The incident resulted from the pilot over-tilting the plane, possibly combined with a tailwind. The Boeing 737-800 had took off from Kathmandu International Airport, and a cabin crew member in the back of the plane heard a thud and scraping sound just before take-off. The monitoring pilot also felt a light thud but noticed no engine anomalies.

After taking off and suspecting a tail strike, the pilot continued flying to reach the minimum safe altitude before descending and diverting to Kolkata, India. As a precaution, the monitoring pilot deployed passenger oxygen masks. No injuries were reported among the eight crew members and 165 passengers on board. Inspections in Kolkata revealed that the aircraft's tail skid assembly had touched the runway, but there was no damage to the rear fuselage.

The TSIB report noted that the flight crew could have checked for a tail strike at 10,500 ft while climbing to the minimum safe altitude. However, the report acknowledged that a tail strike in Kathmandu, at 4,400 ft elevation, would be particularly challenging due to the unique operational environment. The investigation also found that the aircraft lacked a tail strike warning indication system. TSIB recommended Boeing consider making such a warning system a standard feature on flight decks.

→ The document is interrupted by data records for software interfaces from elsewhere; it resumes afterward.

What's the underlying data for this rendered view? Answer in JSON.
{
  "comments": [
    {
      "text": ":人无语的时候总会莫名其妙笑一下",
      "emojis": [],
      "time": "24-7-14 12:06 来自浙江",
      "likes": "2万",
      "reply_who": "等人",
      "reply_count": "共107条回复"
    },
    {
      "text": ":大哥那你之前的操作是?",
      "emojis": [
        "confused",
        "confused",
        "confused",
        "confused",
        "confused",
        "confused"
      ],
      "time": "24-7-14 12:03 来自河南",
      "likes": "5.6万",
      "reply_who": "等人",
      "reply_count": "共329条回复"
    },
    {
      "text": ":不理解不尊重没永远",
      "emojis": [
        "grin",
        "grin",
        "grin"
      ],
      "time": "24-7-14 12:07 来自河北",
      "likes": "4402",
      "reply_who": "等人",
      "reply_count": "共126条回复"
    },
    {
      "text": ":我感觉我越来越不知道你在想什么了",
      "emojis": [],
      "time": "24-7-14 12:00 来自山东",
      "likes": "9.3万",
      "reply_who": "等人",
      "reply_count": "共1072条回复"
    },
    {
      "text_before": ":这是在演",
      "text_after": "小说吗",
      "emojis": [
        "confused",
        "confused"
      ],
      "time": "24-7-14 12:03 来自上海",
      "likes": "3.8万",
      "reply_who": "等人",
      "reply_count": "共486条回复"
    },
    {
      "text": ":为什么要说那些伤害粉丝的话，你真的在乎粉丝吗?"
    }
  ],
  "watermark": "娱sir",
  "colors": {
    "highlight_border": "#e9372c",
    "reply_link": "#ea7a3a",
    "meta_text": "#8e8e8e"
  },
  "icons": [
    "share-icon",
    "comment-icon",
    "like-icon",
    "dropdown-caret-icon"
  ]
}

Additionally, the report highlighted that the monitoring pilot had deployed oxygen masks without informing the pilot flying, which TSIB suggested could impact flight crew communication and situational management. TSIB recommended that SIA re-emphasize proper aircraft control techniques during take-off to prevent tail strikes and provide targeted advice and training for high-elevation airports with surrounding high terrain, such as Kathmandu. SIA has reportedly incorporated lessons learned from the incident in their training programs and reaffirmed its commitment to passenger and crew safety.